The origins of this organization date back to shortly after World War II (Sen Go - 戦後).  In this period, there were many different Karate groups which hosted independent tournaments in Japan, and many of these tournaments were called the Nationals, International, or World championships.  Since each tournament was organized and run by a different independent organization, each had its own rules and practices.  In 1959, however, a new organization called the “All Japan Karate-Do Federation” (Zen Nippon Karate-Do Renmei), was formed, led by Kanken Toyama and his group.   This group evolved from a prior organization known as “Renbukan” which had previously been known as “Kanbukan,” and was established by Kanken Toyama’s students In Hey Jin and Kinjo Hiroshi.  In 1959, the All Japan Karate-Do Federation was established by Chairman Sai Choko, Vice Chairmen Yasuhiro Konishi (Shindo Jinen Ryu) and Kinjo Hiroshi (Kanbukan), and advisors Hironori Otsuka (Wado Ryu), Yamada Tatsuo (Nippon Kenpo), and Gima Makoto (Shotokan Ryu).  The Federation therefore represented many of the major styles of Karate of the time, and this was a beginning of Bogu (protective gear) full contact karate competition.  In 1962, Soke Masaharu Sakimukai was promoted to 4th Dan at this Federation's Nationals.  Renbukai, this Federation was still promoting Dan by winning matches against higher ranks in 1962.  This system was adopted from Judo.
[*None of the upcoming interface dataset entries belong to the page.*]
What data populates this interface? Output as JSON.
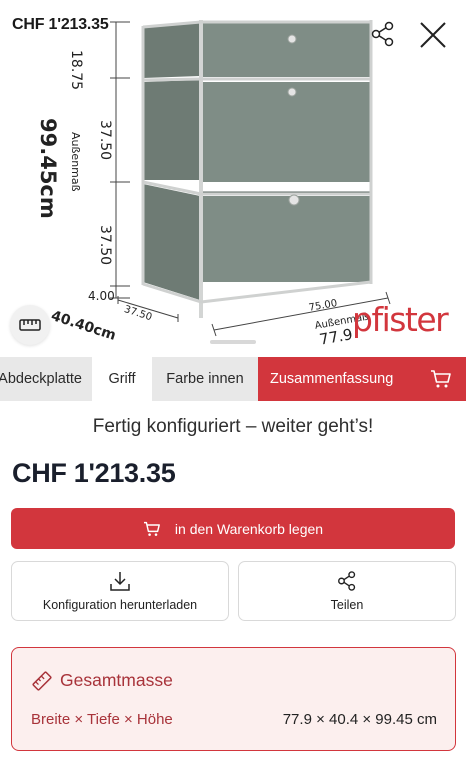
{
  "viewer": {
    "price": "CHF 1'213.35",
    "dimensions": {
      "drawer_top": "18.75",
      "drawer_middle": "37.50",
      "drawer_bottom": "37.50",
      "base": "4.00",
      "outer_label": "Außenmaß",
      "height_total": "99.45cm",
      "depth": "37.50",
      "depth_total": "40.40cm",
      "width": "75.00",
      "width_label": "Außenmaß",
      "width_total": "77.9"
    },
    "brand": "pfister",
    "icons": {
      "share": "share-icon",
      "close": "close-icon",
      "measure": "ruler-icon"
    },
    "colors": {
      "cabinet": "#7d8b84",
      "cabinet_dark": "#6b7871",
      "frame": "#c7c9c8",
      "accent": "#d2363d"
    }
  },
  "tabs": [
    {
      "label": "Abdeckplatte"
    },
    {
      "label": "Griff"
    },
    {
      "label": "Farbe innen"
    },
    {
      "label": "Zusammenfassung"
    }
  ],
  "summary": {
    "status": "Fertig konfiguriert – weiter geht’s!",
    "price": "CHF 1'213.35",
    "cart_button": "in den Warenkorb legen",
    "download_label": "Konfiguration herunterladen",
    "share_label": "Teilen",
    "dims_title": "Gesamtmasse",
    "dims_label": "Breite × Tiefe × Höhe",
    "dims_value": "77.9 × 40.4 × 99.45 cm"
  }
}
Note that this is not the same organization as the Japan Karate-Do Federation (JKF) mentioned above.  When the new Japan Karate-Do Federation (JKF) was established in 1964, the older group yielded the name and renamed their organization as the All Japan Karate-Do Federation - Renbukai.



Founded by Soke M. Sakimukai with support from Shihan Zenji Shimabukuro the first Chintokan Karate-Do dojo was established in Osaka, Japan in 1962, young Sakimukai was 19 years old at the time.



Today, Dojocho T. Sakimukai is the Chairman of Kokusai Chintokan Karate-do Renmei, and with SoShihan Y. Sakimukai as the chief instructor continues to preserve and promote its founder Soke Sakimukai's legacy, a blend of classical Okinawa and Traditional Japanese Karate-do in Jacksonville, FL, USA.

Chintokan practitioners are bound together by the code of Budo, and the philosophy of Soke Sakimukai, a direct lineage of the Chotoku Kyan's Okinawa Shorin-Ryu via Judan Hanshi Zenryo Shimabukuro.


Soke M. Sakimukai
and SoShihan Y. Sakimukai
(Photo taken 1984, Delaware)